Punch-Drunk Love is the P.T. Anderson film I saw on the big screen most recently before Phantom Thread. Wordless Music did a live score and screening last March at BAM with Jon Brion and Norah Jones. I liked the event very much, it’s a unique way to watch a film. Live music with a modern film really changes the experience. Music can obviously be incredibly important to evocative and cogent storytelling. This seems to be particularly important to Anderson’s films as he uses composers much the same way he uses actors, creating ongoing relationships, exploring range and themes. But in most cases music is supporting, beautiful maybe, but overpowered by visual stimulation. With a 50 piece orchestra and a Grammy winning singer, though, that is what makes the bigger splash. Transformed into a music-first experience Punch-Drunk Love becomes a beautiful pantomime.
On this watching of Punch-Drunk Love I was looking for a few things in particular. PTA’s first three movies use human connection in different and powerful ways, thinking in particular about the many and diverse connections we each cultivate. This film seems to be a departure from that as it illustrates the value of breaking connections and a focus on one connection in particular. This film also introduces the Particular Man character who will become the centerpiece in his next four films. Adam Sandler, sweet, sad Adam Sandler, as Barry Egan is no Daniel Plainview or Lancaster Dodd, but he is the keenly observed and eccentric focus of this film. While the first three films smash together and tear apart characters, this one steps back and lets them do what they need to do.
I don’t claim to know Anderson’s reasoning for the shift but for viewers it seems like he is putting a lot more faith in his actors then ever before. Philip Seymour Hoffman’s Dean Trumbell seems to highlight this development. This is Hoffman’s fourth Anderson film (that’s all of them, if you are keeping track) and the the first time he really wields his power on screen. He has no personal narrative, something PTA has dialed up and down in the past, and he spends most of his onscreen time screaming into a telephone, but his performance delivers on the complex inner life of another early version of Anderson’s Particular Man.
With this focused narrative Anderson seems to be moving away from the intricate, virtuosic storytelling to the focus an character. He elevates the solo over the ensemble. I don’t mean to say he has sacrificed the ornate narrative, even Punch-Drunk Love, his smallest story in that way, is oozing with detail. And he certainly hasn’t done away with the elegant cacophony of a dozen people in a room together, but his eye is resting on a single player in what feels like a loosened grip.
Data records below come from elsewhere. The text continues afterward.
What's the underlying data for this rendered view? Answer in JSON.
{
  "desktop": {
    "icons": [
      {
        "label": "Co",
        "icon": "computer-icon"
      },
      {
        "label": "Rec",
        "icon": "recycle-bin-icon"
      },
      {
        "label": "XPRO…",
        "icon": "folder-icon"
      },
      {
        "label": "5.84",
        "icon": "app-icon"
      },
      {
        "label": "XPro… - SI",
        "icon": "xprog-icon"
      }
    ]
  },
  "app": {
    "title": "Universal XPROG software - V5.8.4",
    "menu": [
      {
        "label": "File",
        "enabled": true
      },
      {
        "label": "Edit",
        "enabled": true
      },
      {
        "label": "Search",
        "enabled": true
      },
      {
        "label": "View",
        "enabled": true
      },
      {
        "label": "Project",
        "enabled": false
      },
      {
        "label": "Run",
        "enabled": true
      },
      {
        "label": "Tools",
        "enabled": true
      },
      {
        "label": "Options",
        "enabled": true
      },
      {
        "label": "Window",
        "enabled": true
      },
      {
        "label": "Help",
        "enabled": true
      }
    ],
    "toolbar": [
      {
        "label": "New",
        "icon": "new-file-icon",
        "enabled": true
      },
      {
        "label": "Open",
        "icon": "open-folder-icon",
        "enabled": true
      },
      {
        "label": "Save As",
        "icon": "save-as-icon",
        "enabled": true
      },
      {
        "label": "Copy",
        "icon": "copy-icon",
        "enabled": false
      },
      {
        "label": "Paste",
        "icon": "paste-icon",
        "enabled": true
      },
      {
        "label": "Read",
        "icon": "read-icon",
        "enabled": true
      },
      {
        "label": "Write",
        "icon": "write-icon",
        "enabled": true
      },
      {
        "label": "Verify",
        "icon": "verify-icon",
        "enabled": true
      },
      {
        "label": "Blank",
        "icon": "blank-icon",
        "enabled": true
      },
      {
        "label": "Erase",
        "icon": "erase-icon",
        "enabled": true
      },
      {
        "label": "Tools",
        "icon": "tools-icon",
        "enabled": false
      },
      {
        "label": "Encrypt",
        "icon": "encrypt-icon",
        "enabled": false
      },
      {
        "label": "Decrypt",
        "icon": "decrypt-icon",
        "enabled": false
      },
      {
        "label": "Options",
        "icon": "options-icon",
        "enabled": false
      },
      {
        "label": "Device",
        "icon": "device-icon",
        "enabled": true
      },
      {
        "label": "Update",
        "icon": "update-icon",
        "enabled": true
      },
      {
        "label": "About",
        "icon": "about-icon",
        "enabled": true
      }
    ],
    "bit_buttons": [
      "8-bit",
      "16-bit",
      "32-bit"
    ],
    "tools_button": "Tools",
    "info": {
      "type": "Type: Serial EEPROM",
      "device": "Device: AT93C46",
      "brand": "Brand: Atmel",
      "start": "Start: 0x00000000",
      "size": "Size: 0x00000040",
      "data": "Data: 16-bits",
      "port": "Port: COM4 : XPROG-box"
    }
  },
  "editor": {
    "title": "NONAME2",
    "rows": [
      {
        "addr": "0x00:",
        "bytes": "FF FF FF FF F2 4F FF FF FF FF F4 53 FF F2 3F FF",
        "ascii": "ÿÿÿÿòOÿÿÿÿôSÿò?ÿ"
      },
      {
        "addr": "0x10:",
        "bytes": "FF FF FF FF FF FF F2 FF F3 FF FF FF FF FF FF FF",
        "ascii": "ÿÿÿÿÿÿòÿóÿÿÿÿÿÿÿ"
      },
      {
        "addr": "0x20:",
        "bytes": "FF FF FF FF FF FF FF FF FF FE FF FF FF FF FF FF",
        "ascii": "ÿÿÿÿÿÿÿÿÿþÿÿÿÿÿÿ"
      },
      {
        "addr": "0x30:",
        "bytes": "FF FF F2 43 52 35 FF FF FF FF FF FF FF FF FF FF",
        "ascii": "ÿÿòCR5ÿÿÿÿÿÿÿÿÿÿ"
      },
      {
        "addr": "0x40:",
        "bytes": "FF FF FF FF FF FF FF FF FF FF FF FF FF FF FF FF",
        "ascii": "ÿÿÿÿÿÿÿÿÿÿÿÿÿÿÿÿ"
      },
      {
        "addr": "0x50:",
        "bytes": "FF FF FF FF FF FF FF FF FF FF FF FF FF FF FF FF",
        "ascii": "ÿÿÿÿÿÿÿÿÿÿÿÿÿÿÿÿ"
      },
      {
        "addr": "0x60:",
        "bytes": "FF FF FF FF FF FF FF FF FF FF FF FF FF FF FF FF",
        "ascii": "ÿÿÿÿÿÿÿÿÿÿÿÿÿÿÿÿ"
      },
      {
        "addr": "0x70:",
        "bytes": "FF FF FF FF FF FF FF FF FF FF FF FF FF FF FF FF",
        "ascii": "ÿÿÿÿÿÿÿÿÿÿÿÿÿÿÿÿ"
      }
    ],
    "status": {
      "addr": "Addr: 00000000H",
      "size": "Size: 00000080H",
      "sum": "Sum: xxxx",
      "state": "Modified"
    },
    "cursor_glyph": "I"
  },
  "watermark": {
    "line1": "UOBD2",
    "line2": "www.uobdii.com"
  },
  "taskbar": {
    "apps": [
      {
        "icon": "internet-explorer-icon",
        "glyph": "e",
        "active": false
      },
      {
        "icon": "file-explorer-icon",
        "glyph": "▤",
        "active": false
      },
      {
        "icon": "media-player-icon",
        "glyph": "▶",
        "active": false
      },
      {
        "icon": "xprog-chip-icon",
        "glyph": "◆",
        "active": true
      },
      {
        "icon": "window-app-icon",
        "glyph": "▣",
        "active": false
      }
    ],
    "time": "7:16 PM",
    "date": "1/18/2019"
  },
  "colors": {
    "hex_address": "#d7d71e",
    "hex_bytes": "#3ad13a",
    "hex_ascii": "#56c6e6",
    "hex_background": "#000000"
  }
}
Or perhaps it is a move towards a kind of shared vision, a place he’s seemed to embrace in Phantom Thread.
A kind of adorable PTA theme that comes up in this film is the search for shortcuts. Barry Egan buys an obscene amount of Healthy Choice pudding cups to collect airline miles taking advantage of a deal he thinks is too good to be true. Simultaneously, he is dealing with nefarious scammers who, though more experienced, seem equally ill-prepared for the realities of their con. Thinking back to the petty gangsters of Hard Eight you can see the rhyme with John C. Reilly’s first casino rate card scam.
Punch-Drunk Love is a small film that marks a substantial shift in the kinds of stories Anderson’s tell and the methods he uses to tell them.